What Are Some Of The Non-Functional Routines Commonly Observed In Individuals With Autism?

Dr. Filipek answers the question: 'Non-Functional Routines With Autism?'

Oct. 23, 2008 -- Question: What are some of the non-functional routines commonly observed in individuals with autism, and why might a person with autism become agitated when his or her schedule changes?
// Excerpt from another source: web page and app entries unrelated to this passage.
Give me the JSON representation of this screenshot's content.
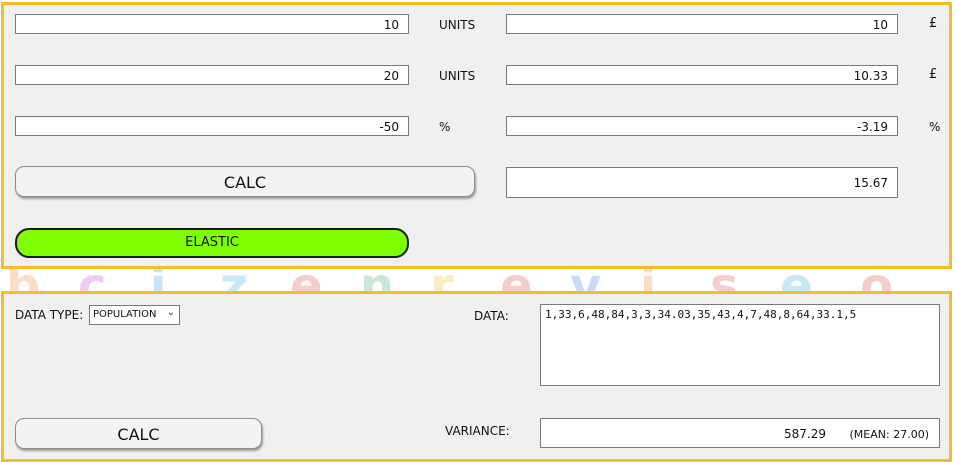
{
  "background_letters": [
    {
      "char": "b",
      "color": "#f08a3a"
    },
    {
      "char": "c",
      "color": "#c050c0"
    },
    {
      "char": "i",
      "color": "#40a0e0"
    },
    {
      "char": "z",
      "color": "#40b0e0"
    },
    {
      "char": "e",
      "color": "#e05050"
    },
    {
      "char": "n",
      "color": "#40b070"
    },
    {
      "char": "r",
      "color": "#f0c030"
    },
    {
      "char": "e",
      "color": "#e05050"
    },
    {
      "char": "v",
      "color": "#4080e0"
    },
    {
      "char": "i",
      "color": "#f08a3a"
    },
    {
      "char": "s",
      "color": "#e05050"
    },
    {
      "char": "e",
      "color": "#40b0e0"
    },
    {
      "char": "o",
      "color": "#e05050"
    }
  ],
  "elasticity": {
    "rows": [
      {
        "input": "10",
        "input_unit": "UNITS",
        "result": "10",
        "result_unit": "£"
      },
      {
        "input": "20",
        "input_unit": "UNITS",
        "result": "10.33",
        "result_unit": "£"
      },
      {
        "input": "-50",
        "input_unit": "%",
        "result": "-3.19",
        "result_unit": "%"
      }
    ],
    "calc_label": "CALC",
    "result_value": "15.67",
    "status_label": "ELASTIC",
    "status_color": "#80ff00"
  },
  "variance": {
    "data_type_label": "DATA TYPE:",
    "data_type_value": "POPULATION",
    "data_label": "DATA:",
    "data_value": "1,33,6,48,84,3,3,34.03,35,43,4,7,48,8,64,33.1,5",
    "calc_label": "CALC",
    "variance_label": "VARIANCE:",
    "variance_value": "587.29",
    "mean_text": "(MEAN: 27.00)"
  },
  "colors": {
    "panel_border": "#f5bd2a",
    "panel_bg": "#f0f0f0"
  }
}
Answer: What we see as non-functional routines in individuals with autism, may actually have great function for them in helping them to predict their environment. These behaviors can range in young children from insisting that everything be placed in the same area of their room, that nothing be changed, that no one can touch their toys, that they only eat white foods, and can go on to, as they get older, to have things categorized and sorted in specific ways that have meaning to the individual. It helps individuals with autism predict their environment which is one of the hallmarks of their difficulties, their inability to predict what people or their environment is going to do.